• [Records provided]:
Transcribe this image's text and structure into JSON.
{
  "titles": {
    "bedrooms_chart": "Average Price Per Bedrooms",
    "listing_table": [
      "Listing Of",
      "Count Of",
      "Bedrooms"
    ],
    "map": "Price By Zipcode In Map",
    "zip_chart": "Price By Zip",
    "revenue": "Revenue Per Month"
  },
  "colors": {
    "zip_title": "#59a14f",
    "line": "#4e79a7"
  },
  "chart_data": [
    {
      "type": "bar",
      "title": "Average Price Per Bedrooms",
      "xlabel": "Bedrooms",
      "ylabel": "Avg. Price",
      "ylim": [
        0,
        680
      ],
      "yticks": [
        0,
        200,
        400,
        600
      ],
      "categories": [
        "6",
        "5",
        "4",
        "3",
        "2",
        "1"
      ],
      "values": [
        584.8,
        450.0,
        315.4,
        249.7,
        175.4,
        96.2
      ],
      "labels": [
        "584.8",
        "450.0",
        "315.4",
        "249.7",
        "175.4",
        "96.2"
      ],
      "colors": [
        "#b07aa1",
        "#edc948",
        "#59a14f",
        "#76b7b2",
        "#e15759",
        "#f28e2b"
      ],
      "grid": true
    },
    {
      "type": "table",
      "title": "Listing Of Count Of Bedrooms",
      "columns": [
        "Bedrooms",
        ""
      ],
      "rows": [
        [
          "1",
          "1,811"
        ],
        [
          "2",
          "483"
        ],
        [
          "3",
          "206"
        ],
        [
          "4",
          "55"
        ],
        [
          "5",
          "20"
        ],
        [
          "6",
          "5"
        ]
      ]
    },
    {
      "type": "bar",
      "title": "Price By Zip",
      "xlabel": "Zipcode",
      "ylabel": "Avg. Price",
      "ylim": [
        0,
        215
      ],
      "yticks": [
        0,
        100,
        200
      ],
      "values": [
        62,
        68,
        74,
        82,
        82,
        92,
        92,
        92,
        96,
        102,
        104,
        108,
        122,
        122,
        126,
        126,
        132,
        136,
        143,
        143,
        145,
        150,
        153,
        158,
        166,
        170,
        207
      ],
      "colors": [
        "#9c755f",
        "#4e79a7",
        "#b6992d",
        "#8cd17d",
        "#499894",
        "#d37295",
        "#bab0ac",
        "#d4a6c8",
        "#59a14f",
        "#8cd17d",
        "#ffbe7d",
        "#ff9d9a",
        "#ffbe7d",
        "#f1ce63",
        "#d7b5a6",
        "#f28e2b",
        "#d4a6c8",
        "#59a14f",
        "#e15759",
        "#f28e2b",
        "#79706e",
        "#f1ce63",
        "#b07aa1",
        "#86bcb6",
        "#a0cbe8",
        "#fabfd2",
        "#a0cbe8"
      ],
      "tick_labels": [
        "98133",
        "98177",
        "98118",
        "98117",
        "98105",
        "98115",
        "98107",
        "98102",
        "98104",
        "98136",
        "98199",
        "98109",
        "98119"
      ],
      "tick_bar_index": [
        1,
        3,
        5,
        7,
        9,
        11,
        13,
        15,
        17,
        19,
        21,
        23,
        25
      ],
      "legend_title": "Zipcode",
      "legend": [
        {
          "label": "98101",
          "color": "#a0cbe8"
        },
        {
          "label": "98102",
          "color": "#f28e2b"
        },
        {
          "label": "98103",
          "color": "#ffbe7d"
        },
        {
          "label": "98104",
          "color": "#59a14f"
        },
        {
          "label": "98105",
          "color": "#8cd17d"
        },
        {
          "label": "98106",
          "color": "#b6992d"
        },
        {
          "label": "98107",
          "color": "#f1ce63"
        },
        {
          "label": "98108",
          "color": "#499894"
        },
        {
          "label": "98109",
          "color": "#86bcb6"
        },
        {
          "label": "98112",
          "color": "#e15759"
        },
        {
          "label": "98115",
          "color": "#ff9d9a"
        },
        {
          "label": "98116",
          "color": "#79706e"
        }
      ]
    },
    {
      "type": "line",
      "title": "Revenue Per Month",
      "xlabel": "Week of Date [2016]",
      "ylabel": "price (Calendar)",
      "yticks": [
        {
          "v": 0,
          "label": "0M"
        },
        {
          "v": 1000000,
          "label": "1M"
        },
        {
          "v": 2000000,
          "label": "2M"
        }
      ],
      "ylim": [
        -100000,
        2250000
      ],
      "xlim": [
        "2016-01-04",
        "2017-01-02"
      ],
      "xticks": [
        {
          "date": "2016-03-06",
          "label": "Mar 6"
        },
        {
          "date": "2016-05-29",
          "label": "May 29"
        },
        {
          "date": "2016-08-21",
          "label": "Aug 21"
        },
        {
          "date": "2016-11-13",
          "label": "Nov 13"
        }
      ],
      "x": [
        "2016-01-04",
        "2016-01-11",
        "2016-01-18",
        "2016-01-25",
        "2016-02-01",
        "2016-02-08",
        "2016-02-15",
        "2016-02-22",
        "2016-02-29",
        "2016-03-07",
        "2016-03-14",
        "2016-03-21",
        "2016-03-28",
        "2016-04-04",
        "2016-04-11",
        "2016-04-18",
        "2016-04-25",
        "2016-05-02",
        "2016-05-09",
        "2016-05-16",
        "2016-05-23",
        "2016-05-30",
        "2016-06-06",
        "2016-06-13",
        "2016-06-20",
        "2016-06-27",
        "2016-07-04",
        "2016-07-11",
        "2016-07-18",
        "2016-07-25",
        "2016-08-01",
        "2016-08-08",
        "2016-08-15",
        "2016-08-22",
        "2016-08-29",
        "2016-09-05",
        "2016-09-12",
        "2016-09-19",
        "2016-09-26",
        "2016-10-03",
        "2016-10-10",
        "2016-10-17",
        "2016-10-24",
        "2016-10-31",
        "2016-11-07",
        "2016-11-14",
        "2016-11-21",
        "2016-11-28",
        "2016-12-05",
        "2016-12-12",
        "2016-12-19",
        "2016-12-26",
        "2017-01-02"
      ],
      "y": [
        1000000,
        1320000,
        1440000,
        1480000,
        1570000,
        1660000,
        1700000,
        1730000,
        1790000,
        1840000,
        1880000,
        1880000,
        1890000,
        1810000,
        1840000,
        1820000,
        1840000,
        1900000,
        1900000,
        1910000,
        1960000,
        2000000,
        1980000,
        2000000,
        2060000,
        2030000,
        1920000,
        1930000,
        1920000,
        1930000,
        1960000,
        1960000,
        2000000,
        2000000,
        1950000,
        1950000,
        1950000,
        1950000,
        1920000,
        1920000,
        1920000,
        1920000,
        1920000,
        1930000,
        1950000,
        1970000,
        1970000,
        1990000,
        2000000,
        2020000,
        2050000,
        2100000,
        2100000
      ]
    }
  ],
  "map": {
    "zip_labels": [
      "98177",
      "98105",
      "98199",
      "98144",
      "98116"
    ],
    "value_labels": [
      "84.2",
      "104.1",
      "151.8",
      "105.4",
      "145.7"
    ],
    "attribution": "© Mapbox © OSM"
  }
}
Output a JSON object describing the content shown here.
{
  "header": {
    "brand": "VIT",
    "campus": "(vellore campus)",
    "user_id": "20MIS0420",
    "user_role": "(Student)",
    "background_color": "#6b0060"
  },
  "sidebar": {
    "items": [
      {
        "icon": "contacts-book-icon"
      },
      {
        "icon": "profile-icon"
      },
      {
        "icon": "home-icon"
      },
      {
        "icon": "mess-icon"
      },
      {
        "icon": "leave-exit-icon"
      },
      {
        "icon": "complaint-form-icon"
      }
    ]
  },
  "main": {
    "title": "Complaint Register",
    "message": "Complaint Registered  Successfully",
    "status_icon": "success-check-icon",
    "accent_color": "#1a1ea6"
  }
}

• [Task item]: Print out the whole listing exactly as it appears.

• [Answer to this exercise]:
Transcribe this image's text and structure into JSON.
{
  "titles": {
    "bedrooms_chart": "Average Price Per Bedrooms",
    "listing_table": [
      "Listing Of",
      "Count Of",
      "Bedrooms"
    ],
    "map": "Price By Zipcode In Map",
    "zip_chart": "Price By Zip",
    "revenue": "Revenue Per Month"
  },
  "colors": {
    "zip_title": "#59a14f",
    "line": "#4e79a7"
  },
  "chart_data": [
    {
      "type": "bar",
      "title": "Average Price Per Bedrooms",
      "xlabel": "Bedrooms",
      "ylabel": "Avg. Price",
      "ylim": [
        0,
        680
      ],
      "yticks": [
        0,
        200,
        400,
        600
      ],
      "categories": [
        "6",
        "5",
        "4",
        "3",
        "2",
        "1"
      ],
      "values": [
        584.8,
        450.0,
        315.4,
        249.7,
        175.4,
        96.2
      ],
      "labels": [
        "584.8",
        "450.0",
        "315.4",
        "249.7",
        "175.4",
        "96.2"
      ],
      "colors": [
        "#b07aa1",
        "#edc948",
        "#59a14f",
        "#76b7b2",
        "#e15759",
        "#f28e2b"
      ],
      "grid": true
    },
    {
      "type": "table",
      "title": "Listing Of Count Of Bedrooms",
      "columns": [
        "Bedrooms",
        ""
      ],
      "rows": [
        [
          "1",
          "1,811"
        ],
        [
          "2",
          "483"
        ],
        [
          "3",
          "206"
        ],
        [
          "4",
          "55"
        ],
        [
          "5",
          "20"
        ],
        [
          "6",
          "5"
        ]
      ]
    },
    {
      "type": "bar",
      "title": "Price By Zip",
      "xlabel": "Zipcode",
      "ylabel": "Avg. Price",
      "ylim": [
        0,
        215
      ],
      "yticks": [
        0,
        100,
        200
      ],
      "values": [
        62,
        68,
        74,
        82,
        82,
        92,
        92,
        92,
        96,
        102,
        104,
        108,
        122,
        122,
        126,
        126,
        132,
        136,
        143,
        143,
        145,
        150,
        153,
        158,
        166,
        170,
        207
      ],
      "colors": [
        "#9c755f",
        "#4e79a7",
        "#b6992d",
        "#8cd17d",
        "#499894",
        "#d37295",
        "#bab0ac",
        "#d4a6c8",
        "#59a14f",
        "#8cd17d",
        "#ffbe7d",
        "#ff9d9a",
        "#ffbe7d",
        "#f1ce63",
        "#d7b5a6",
        "#f28e2b",
        "#d4a6c8",
        "#59a14f",
        "#e15759",
        "#f28e2b",
        "#79706e",
        "#f1ce63",
        "#b07aa1",
        "#86bcb6",
        "#a0cbe8",
        "#fabfd2",
        "#a0cbe8"
      ],
      "tick_labels": [
        "98133",
        "98177",
        "98118",
        "98117",
        "98105",
        "98115",
        "98107",
        "98102",
        "98104",
        "98136",
        "98199",
        "98109",
        "98119"
      ],
      "tick_bar_index": [
        1,
        3,
        5,
        7,
        9,
        11,
        13,
        15,
        17,
        19,
        21,
        23,
        25
      ],
      "legend_title": "Zipcode",
      "legend": [
        {
          "label": "98101",
          "color": "#a0cbe8"
        },
        {
          "label": "98102",
          "color": "#f28e2b"
        },
        {
          "label": "98103",
          "color": "#ffbe7d"
        },
        {
          "label": "98104",
          "color": "#59a14f"
        },
        {
          "label": "98105",
          "color": "#8cd17d"
        },
        {
          "label": "98106",
          "color": "#b6992d"
        },
        {
          "label": "98107",
          "color": "#f1ce63"
        },
        {
          "label": "98108",
          "color": "#499894"
        },
        {
          "label": "98109",
          "color": "#86bcb6"
        },
        {
          "label": "98112",
          "color": "#e15759"
        },
        {
          "label": "98115",
          "color": "#ff9d9a"
        },
        {
          "label": "98116",
          "color": "#79706e"
        }
      ]
    },
    {
      "type": "line",
      "title": "Revenue Per Month",
      "xlabel": "Week of Date [2016]",
      "ylabel": "price (Calendar)",
      "yticks": [
        {
          "v": 0,
          "label": "0M"
        },
        {
          "v": 1000000,
          "label": "1M"
        },
        {
          "v": 2000000,
          "label": "2M"
        }
      ],
      "ylim": [
        -100000,
        2250000
      ],
      "xlim": [
        "2016-01-04",
        "2017-01-02"
      ],
      "xticks": [
        {
          "date": "2016-03-06",
          "label": "Mar 6"
        },
        {
          "date": "2016-05-29",
          "label": "May 29"
        },
        {
          "date": "2016-08-21",
          "label": "Aug 21"
        },
        {
          "date": "2016-11-13",
          "label": "Nov 13"
        }
      ],
      "x": [
        "2016-01-04",
        "2016-01-11",
        "2016-01-18",
        "2016-01-25",
        "2016-02-01",
        "2016-02-08",
        "2016-02-15",
        "2016-02-22",
        "2016-02-29",
        "2016-03-07",
        "2016-03-14",
        "2016-03-21",
        "2016-03-28",
        "2016-04-04",
        "2016-04-11",
        "2016-04-18",
        "2016-04-25",
        "2016-05-02",
        "2016-05-09",
        "2016-05-16",
        "2016-05-23",
        "2016-05-30",
        "2016-06-06",
        "2016-06-13",
        "2016-06-20",
        "2016-06-27",
        "2016-07-04",
        "2016-07-11",
        "2016-07-18",
        "2016-07-25",
        "2016-08-01",
        "2016-08-08",
        "2016-08-15",
        "2016-08-22",
        "2016-08-29",
        "2016-09-05",
        "2016-09-12",
        "2016-09-19",
        "2016-09-26",
        "2016-10-03",
        "2016-10-10",
        "2016-10-17",
        "2016-10-24",
        "2016-10-31",
        "2016-11-07",
        "2016-11-14",
        "2016-11-21",
        "2016-11-28",
        "2016-12-05",
        "2016-12-12",
        "2016-12-19",
        "2016-12-26",
        "2017-01-02"
      ],
      "y": [
        1000000,
        1320000,
        1440000,
        1480000,
        1570000,
        1660000,
        1700000,
        1730000,
        1790000,
        1840000,
        1880000,
        1880000,
        1890000,
        1810000,
        1840000,
        1820000,
        1840000,
        1900000,
        1900000,
        1910000,
        1960000,
        2000000,
        1980000,
        2000000,
        2060000,
        2030000,
        1920000,
        1930000,
        1920000,
        1930000,
        1960000,
        1960000,
        2000000,
        2000000,
        1950000,
        1950000,
        1950000,
        1950000,
        1920000,
        1920000,
        1920000,
        1920000,
        1920000,
        1930000,
        1950000,
        1970000,
        1970000,
        1990000,
        2000000,
        2020000,
        2050000,
        2100000,
        2100000
      ]
    }
  ],
  "map": {
    "zip_labels": [
      "98177",
      "98105",
      "98199",
      "98144",
      "98116"
    ],
    "value_labels": [
      "84.2",
      "104.1",
      "151.8",
      "105.4",
      "145.7"
    ],
    "attribution": "© Mapbox © OSM"
  }
}
Output a JSON object describing the content shown here.
{
  "header": {
    "brand": "VIT",
    "campus": "(vellore campus)",
    "user_id": "20MIS0420",
    "user_role": "(Student)",
    "background_color": "#6b0060"
  },
  "sidebar": {
    "items": [
      {
        "icon": "contacts-book-icon"
      },
      {
        "icon": "profile-icon"
      },
      {
        "icon": "home-icon"
      },
      {
        "icon": "mess-icon"
      },
      {
        "icon": "leave-exit-icon"
      },
      {
        "icon": "complaint-form-icon"
      }
    ]
  },
  "main": {
    "title": "Complaint Register",
    "message": "Complaint Registered  Successfully",
    "status_icon": "success-check-icon",
    "accent_color": "#1a1ea6"
  }
}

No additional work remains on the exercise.